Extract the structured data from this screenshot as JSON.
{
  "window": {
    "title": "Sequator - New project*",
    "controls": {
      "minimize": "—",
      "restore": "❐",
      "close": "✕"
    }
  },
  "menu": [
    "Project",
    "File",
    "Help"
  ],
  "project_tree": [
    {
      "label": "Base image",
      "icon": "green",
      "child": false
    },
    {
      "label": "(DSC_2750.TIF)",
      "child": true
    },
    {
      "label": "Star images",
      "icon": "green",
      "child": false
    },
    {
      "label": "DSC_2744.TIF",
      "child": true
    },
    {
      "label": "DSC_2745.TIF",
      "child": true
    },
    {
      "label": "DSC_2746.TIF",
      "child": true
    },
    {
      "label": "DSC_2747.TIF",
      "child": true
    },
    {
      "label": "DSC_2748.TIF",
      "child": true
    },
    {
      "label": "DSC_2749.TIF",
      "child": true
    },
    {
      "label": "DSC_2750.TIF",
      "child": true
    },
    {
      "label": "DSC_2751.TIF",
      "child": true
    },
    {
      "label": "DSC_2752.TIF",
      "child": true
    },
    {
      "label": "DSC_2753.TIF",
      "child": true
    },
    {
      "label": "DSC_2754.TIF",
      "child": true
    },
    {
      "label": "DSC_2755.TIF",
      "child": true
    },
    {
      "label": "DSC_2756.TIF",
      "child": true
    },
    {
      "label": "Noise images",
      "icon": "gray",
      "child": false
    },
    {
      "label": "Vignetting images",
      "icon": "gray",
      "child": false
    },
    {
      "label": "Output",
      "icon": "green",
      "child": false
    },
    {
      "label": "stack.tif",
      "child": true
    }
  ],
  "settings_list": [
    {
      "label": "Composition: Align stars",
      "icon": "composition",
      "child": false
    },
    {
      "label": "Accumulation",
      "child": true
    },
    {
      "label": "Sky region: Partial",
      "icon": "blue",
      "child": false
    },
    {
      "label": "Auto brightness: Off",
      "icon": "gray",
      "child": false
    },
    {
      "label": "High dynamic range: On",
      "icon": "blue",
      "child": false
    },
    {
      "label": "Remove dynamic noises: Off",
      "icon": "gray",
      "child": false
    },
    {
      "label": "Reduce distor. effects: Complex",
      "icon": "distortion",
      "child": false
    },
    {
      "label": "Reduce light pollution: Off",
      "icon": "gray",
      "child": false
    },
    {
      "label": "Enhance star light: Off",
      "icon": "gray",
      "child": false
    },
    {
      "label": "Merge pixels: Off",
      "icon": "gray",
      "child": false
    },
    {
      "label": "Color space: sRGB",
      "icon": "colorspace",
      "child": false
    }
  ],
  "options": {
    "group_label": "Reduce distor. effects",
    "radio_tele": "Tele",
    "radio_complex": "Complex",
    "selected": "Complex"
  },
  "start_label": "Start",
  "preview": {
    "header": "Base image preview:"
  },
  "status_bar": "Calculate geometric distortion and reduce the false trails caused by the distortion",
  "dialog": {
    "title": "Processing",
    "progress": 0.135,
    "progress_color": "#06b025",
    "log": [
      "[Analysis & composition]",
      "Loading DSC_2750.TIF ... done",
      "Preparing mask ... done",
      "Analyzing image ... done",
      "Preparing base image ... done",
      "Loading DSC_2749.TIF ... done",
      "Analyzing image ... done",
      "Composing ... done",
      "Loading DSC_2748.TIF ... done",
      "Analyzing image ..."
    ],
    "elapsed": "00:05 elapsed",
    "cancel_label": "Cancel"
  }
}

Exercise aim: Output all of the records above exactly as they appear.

Answer to this task:
Extract the structured data from this screenshot as JSON.
{
  "window": {
    "title": "Sequator - New project*",
    "controls": {
      "minimize": "—",
      "restore": "❐",
      "close": "✕"
    }
  },
  "menu": [
    "Project",
    "File",
    "Help"
  ],
  "project_tree": [
    {
      "label": "Base image",
      "icon": "green",
      "child": false
    },
    {
      "label": "(DSC_2750.TIF)",
      "child": true
    },
    {
      "label": "Star images",
      "icon": "green",
      "child": false
    },
    {
      "label": "DSC_2744.TIF",
      "child": true
    },
    {
      "label": "DSC_2745.TIF",
      "child": true
    },
    {
      "label": "DSC_2746.TIF",
      "child": true
    },
    {
      "label": "DSC_2747.TIF",
      "child": true
    },
    {
      "label": "DSC_2748.TIF",
      "child": true
    },
    {
      "label": "DSC_2749.TIF",
      "child": true
    },
    {
      "label": "DSC_2750.TIF",
      "child": true
    },
    {
      "label": "DSC_2751.TIF",
      "child": true
    },
    {
      "label": "DSC_2752.TIF",
      "child": true
    },
    {
      "label": "DSC_2753.TIF",
      "child": true
    },
    {
      "label": "DSC_2754.TIF",
      "child": true
    },
    {
      "label": "DSC_2755.TIF",
      "child": true
    },
    {
      "label": "DSC_2756.TIF",
      "child": true
    },
    {
      "label": "Noise images",
      "icon": "gray",
      "child": false
    },
    {
      "label": "Vignetting images",
      "icon": "gray",
      "child": false
    },
    {
      "label": "Output",
      "icon": "green",
      "child": false
    },
    {
      "label": "stack.tif",
      "child": true
    }
  ],
  "settings_list": [
    {
      "label": "Composition: Align stars",
      "icon": "composition",
      "child": false
    },
    {
      "label": "Accumulation",
      "child": true
    },
    {
      "label": "Sky region: Partial",
      "icon": "blue",
      "child": false
    },
    {
      "label": "Auto brightness: Off",
      "icon": "gray",
      "child": false
    },
    {
      "label": "High dynamic range: On",
      "icon": "blue",
      "child": false
    },
    {
      "label": "Remove dynamic noises: Off",
      "icon": "gray",
      "child": false
    },
    {
      "label": "Reduce distor. effects: Complex",
      "icon": "distortion",
      "child": false
    },
    {
      "label": "Reduce light pollution: Off",
      "icon": "gray",
      "child": false
    },
    {
      "label": "Enhance star light: Off",
      "icon": "gray",
      "child": false
    },
    {
      "label": "Merge pixels: Off",
      "icon": "gray",
      "child": false
    },
    {
      "label": "Color space: sRGB",
      "icon": "colorspace",
      "child": false
    }
  ],
  "options": {
    "group_label": "Reduce distor. effects",
    "radio_tele": "Tele",
    "radio_complex": "Complex",
    "selected": "Complex"
  },
  "start_label": "Start",
  "preview": {
    "header": "Base image preview:"
  },
  "status_bar": "Calculate geometric distortion and reduce the false trails caused by the distortion",
  "dialog": {
    "title": "Processing",
    "progress": 0.135,
    "progress_color": "#06b025",
    "log": [
      "[Analysis & composition]",
      "Loading DSC_2750.TIF ... done",
      "Preparing mask ... done",
      "Analyzing image ... done",
      "Preparing base image ... done",
      "Loading DSC_2749.TIF ... done",
      "Analyzing image ... done",
      "Composing ... done",
      "Loading DSC_2748.TIF ... done",
      "Analyzing image ..."
    ],
    "elapsed": "00:05 elapsed",
    "cancel_label": "Cancel"
  }
}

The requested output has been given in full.